Manchester Civic Society opposes closure of Stockport’s Central Library

Manchester Civic Society opposes Stockport Council’s intended closure of Stockport Central Library and the relocation of library services to the Merseyway Precinct.


Relocating library services and collections away from the Central Library building, with no plan identified for the future use of the building seems an abdication of responsibility.  The future options appraisal commissioned from CBRE concludes that changing the Central Library’s core use would pose real cost issues.  SAVE Britain’s Heritage has considerable experience of how such a lack of planning works out and observes that management will only become more complicated and controversial over time and risks becoming an increasing cost burden on council resources.

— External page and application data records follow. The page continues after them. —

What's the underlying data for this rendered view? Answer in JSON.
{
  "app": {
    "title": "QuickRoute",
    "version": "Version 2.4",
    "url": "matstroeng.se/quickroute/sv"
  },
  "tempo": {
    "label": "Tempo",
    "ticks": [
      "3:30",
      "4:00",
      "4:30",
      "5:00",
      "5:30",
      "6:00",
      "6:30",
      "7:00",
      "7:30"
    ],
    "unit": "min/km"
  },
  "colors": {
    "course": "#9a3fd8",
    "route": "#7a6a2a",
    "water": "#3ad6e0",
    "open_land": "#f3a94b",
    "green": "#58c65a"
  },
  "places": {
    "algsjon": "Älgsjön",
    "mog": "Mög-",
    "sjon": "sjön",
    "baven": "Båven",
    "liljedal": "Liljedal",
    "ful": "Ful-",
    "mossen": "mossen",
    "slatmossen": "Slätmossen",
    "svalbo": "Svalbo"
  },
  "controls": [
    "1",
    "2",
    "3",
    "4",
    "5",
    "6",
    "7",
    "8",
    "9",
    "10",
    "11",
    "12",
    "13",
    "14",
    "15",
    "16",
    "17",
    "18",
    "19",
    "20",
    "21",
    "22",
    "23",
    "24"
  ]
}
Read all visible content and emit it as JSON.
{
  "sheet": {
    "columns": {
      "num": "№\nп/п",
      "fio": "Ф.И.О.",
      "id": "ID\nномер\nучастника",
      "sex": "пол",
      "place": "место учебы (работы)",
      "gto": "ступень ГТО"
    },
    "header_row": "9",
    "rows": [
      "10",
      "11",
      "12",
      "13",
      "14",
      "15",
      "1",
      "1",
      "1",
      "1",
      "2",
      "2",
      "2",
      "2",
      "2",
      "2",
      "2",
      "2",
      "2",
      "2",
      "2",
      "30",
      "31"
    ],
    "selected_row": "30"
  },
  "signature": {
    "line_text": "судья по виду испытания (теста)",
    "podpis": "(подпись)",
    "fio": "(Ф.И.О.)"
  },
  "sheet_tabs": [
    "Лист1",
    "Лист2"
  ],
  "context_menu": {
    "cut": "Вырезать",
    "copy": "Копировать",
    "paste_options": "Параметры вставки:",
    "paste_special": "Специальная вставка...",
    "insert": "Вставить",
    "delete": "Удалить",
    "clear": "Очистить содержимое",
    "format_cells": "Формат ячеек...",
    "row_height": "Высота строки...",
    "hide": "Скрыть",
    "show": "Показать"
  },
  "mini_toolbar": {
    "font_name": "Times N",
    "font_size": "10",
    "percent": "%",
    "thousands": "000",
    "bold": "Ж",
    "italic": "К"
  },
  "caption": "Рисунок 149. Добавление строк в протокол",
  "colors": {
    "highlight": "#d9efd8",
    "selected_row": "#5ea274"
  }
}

Stockport’s Central Library was gifted to the town by the Carnegie Foundation in 1913 and has served the people of Stockport for over 100 years.  It is a listed building (Grade II) and stated to be a good example of a Carnegie Library.  The listing statement makes particular mention of its strong, well-proportioned composition, with striking use of contrasting materials and fine craftsmanship, and as a mature example of free-Classicism.  The considerable retention of historic fabric throughout is also highlighted, as is its siting in close proximity to other distinguished features of central Stockport, the Town Hall (Grade II*), the former Stockport Infirmary (Grade II), the War Memorial Art Gallery (Grade II*) and the statue of Richard Cobden (Grade II).  They form a rich mix of early C20 buildings.


It is possible to refurbish this handsome building so that it continues to deliver library and other key services for the people of Stockport.  Mancunians now enjoy their transformed Grade II*Central Library, a feat achieved with distinction by their City Council, on time and in budget.  Stockport made a great success of regenerating the Covered Market, with a heritage-led project.


Stockport has shown that it can rise to a challenge such as posed by the continued provision of library services within the central civic core.  We respectfully urge them to do so.